> [Exercise objective]: Among the lines below, how many carry the string "Shopping"? Reply with a number and nothing else.

> [Data]:

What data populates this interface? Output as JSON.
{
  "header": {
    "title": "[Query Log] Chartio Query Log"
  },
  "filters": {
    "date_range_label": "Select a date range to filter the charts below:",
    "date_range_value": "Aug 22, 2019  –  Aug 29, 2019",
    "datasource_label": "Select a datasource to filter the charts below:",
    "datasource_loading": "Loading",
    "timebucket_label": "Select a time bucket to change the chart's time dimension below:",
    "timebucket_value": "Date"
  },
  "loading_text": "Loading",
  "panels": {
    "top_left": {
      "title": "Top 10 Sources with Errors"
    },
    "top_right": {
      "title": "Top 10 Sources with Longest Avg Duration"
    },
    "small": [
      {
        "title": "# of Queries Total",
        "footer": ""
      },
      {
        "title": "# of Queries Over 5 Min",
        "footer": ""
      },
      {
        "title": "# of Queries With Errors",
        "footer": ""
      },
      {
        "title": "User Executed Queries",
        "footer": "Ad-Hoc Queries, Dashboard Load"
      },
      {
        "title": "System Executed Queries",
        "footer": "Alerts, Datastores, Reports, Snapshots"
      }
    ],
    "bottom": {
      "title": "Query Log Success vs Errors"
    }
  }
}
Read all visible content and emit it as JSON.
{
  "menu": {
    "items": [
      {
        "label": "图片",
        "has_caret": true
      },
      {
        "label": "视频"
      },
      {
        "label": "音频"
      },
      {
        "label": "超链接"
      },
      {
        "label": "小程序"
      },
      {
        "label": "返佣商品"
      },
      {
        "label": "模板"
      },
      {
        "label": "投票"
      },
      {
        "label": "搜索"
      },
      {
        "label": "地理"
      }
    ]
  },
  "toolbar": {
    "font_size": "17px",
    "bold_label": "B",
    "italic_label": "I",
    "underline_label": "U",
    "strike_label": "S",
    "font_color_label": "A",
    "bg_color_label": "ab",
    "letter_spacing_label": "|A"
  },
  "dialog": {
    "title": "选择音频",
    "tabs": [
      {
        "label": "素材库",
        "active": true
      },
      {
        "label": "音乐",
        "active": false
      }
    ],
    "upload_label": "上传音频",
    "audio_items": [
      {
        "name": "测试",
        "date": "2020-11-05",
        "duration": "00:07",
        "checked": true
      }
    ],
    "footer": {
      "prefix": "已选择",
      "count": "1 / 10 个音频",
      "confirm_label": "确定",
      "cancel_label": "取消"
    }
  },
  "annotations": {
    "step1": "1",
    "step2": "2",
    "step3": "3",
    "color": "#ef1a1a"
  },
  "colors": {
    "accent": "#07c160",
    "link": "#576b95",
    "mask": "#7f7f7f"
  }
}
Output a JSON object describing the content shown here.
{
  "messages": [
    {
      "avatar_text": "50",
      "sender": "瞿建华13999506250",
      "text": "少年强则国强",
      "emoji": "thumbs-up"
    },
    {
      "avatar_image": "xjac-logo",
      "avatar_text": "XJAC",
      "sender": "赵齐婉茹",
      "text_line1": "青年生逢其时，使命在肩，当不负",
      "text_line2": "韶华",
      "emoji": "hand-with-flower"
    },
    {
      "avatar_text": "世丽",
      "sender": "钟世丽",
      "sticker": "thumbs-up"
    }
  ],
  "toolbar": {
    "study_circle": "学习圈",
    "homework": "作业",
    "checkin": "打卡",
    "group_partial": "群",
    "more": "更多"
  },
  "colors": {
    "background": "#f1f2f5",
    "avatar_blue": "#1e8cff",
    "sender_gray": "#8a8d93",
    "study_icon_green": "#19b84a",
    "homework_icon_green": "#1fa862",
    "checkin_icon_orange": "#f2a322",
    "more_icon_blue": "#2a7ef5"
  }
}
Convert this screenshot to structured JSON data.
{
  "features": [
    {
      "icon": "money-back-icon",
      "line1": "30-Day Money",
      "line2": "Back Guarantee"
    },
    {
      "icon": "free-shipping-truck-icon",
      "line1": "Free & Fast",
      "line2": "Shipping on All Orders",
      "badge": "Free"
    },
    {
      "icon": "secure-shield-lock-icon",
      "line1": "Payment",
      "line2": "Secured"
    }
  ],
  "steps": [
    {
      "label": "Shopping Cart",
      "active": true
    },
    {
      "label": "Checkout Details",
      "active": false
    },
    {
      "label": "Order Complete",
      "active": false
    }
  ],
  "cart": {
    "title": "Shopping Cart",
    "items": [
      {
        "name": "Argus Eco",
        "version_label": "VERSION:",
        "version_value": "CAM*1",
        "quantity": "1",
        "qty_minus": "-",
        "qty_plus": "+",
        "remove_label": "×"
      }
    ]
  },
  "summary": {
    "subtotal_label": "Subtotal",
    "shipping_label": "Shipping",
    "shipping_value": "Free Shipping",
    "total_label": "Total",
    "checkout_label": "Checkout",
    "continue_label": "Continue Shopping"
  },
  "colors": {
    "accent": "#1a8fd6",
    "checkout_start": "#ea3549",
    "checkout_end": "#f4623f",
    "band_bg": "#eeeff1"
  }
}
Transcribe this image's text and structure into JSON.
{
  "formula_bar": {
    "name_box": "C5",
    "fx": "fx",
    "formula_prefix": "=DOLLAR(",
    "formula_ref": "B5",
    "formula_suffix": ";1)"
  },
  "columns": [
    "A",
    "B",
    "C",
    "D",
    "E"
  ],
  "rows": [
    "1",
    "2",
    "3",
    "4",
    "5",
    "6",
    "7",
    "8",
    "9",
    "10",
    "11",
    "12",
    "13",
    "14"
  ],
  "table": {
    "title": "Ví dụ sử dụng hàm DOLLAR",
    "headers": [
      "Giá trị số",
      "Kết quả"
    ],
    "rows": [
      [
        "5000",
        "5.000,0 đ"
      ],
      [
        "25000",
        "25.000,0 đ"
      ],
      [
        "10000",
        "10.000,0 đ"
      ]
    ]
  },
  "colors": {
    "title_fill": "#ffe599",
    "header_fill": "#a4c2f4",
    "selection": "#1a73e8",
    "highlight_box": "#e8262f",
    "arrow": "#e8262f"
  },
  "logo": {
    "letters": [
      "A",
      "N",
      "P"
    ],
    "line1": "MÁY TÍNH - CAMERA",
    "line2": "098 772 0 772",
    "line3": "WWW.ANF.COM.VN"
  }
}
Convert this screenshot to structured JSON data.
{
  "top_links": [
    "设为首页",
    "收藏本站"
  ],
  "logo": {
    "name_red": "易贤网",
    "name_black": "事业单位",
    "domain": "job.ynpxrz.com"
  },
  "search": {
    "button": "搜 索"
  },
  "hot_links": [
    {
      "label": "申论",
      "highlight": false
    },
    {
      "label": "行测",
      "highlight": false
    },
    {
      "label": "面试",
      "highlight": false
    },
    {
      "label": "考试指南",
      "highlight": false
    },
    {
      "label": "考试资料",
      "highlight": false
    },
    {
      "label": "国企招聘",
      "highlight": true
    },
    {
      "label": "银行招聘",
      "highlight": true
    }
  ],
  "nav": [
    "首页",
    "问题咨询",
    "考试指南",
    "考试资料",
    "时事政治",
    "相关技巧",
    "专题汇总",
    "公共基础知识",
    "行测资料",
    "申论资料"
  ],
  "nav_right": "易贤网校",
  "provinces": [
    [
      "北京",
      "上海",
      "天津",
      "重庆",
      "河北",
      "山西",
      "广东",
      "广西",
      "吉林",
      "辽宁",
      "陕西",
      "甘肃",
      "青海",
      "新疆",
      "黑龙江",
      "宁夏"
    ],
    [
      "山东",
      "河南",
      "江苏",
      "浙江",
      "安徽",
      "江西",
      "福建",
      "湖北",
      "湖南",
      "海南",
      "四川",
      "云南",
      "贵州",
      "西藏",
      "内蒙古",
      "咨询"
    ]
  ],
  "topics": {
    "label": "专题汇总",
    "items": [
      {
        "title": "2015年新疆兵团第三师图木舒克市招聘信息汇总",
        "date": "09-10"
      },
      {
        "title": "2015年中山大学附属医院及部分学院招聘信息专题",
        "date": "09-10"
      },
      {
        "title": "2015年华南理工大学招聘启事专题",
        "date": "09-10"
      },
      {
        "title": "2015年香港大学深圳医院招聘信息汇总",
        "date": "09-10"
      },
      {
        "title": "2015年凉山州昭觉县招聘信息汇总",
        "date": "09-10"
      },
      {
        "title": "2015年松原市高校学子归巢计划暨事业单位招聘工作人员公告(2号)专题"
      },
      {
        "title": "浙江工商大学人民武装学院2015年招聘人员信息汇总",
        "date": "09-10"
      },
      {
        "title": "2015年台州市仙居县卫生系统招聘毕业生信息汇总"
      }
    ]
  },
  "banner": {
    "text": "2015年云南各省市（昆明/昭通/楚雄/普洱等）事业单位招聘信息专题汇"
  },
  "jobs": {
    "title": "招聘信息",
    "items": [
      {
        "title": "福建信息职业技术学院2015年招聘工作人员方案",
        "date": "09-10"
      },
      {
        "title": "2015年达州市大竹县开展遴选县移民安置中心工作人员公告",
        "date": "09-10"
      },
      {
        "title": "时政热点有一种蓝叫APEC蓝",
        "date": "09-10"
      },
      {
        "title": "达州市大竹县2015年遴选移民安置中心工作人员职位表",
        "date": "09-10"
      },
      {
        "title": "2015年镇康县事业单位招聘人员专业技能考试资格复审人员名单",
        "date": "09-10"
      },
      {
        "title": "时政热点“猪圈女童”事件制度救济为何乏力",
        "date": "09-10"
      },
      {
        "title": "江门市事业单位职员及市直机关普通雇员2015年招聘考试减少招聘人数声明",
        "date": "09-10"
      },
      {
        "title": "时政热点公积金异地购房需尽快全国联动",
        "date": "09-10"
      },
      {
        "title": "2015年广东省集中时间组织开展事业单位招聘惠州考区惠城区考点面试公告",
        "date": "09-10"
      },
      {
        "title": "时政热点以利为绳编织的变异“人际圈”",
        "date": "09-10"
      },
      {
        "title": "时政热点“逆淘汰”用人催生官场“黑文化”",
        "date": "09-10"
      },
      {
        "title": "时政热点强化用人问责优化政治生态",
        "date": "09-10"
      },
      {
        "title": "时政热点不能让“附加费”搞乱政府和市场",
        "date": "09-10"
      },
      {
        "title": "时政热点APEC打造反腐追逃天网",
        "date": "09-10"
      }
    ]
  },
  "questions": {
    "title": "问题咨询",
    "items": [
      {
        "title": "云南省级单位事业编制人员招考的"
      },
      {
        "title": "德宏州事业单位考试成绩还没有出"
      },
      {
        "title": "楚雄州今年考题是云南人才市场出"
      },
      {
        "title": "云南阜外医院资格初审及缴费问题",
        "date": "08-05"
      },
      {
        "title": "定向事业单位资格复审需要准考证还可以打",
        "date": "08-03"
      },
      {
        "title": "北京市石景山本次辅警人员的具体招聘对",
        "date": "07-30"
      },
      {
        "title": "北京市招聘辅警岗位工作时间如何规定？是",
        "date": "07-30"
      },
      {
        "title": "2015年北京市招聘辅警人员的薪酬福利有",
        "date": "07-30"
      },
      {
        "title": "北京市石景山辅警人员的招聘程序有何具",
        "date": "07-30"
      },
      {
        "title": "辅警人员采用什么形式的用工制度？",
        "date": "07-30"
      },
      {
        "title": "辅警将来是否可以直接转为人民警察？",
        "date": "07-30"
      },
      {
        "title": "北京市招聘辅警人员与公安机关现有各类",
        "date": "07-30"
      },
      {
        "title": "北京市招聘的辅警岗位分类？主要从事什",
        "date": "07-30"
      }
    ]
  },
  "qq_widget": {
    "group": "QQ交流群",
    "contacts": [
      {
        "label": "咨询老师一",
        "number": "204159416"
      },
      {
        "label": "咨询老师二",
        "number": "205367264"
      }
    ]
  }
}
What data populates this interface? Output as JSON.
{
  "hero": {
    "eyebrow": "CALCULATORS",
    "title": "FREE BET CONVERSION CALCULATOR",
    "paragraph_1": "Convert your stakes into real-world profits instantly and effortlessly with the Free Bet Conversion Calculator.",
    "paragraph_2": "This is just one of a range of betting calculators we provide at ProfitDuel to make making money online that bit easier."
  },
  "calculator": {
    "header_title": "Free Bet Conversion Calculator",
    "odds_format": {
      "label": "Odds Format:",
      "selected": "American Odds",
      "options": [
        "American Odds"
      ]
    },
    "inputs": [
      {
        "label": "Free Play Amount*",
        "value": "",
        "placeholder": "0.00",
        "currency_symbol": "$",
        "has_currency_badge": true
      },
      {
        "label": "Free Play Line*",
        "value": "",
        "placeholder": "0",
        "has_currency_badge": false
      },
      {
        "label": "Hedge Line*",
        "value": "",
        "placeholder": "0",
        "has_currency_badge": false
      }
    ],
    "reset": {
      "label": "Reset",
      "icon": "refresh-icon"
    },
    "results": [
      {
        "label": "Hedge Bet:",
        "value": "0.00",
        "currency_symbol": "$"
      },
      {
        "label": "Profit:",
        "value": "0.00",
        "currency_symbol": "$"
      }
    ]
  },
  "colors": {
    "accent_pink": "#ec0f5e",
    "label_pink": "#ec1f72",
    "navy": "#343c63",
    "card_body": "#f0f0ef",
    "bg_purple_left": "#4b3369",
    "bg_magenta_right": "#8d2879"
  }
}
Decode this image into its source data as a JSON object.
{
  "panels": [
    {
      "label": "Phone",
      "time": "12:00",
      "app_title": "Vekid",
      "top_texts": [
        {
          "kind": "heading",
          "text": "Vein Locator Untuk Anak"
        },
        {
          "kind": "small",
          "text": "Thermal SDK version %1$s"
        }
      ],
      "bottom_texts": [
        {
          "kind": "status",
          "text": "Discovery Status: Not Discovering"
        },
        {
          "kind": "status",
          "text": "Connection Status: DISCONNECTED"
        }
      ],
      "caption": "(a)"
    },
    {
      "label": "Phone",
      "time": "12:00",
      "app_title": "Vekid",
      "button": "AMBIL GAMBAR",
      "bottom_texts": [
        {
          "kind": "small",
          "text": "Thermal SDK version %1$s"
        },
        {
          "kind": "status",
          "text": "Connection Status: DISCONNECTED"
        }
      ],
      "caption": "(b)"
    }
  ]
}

> [Completed exercise]: 3